# ABOUT THIS TASK
Across all lines of the entries, tally those with the word "Living" in them. The reply is the tally, by itself.
____ EXTRACTED ENTRIES
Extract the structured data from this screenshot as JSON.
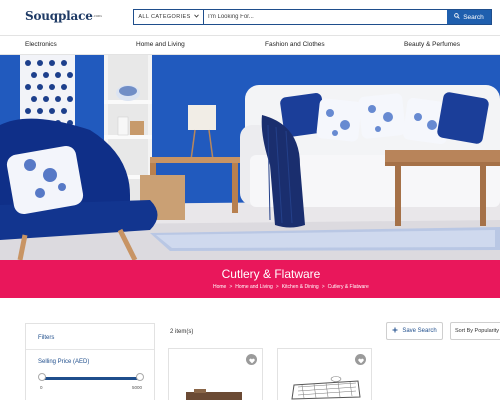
{
  "header": {
    "logo": "Souqplace",
    "logo_suffix": ".com",
    "search": {
      "category": "ALL CATEGORIES",
      "placeholder": "I'm Looking For...",
      "button_label": "Search"
    }
  },
  "nav": {
    "items": [
      {
        "label": "Electronics"
      },
      {
        "label": "Home and Living"
      },
      {
        "label": "Fashion and Clothes"
      },
      {
        "label": "Beauty & Perfumes"
      }
    ]
  },
  "banner": {
    "title": "Cutlery & Flatware",
    "breadcrumbs": [
      "Home",
      "Home and Living",
      "Kitchen & Dining",
      "Cutlery & Flatware"
    ],
    "separator": ">"
  },
  "filters": {
    "title": "Filters",
    "price_label": "Selling Price (AED)",
    "price_min": "0",
    "price_max": "5000"
  },
  "results": {
    "count_text": "2 item(s)",
    "save_search_label": "Save Search",
    "sort_label": "Sort By Popularity"
  },
  "colors": {
    "brand_blue": "#1f4e8c",
    "search_button": "#1f5fae",
    "banner_pink": "#e9175b"
  }
}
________
# EXPECTED OUTPUT
2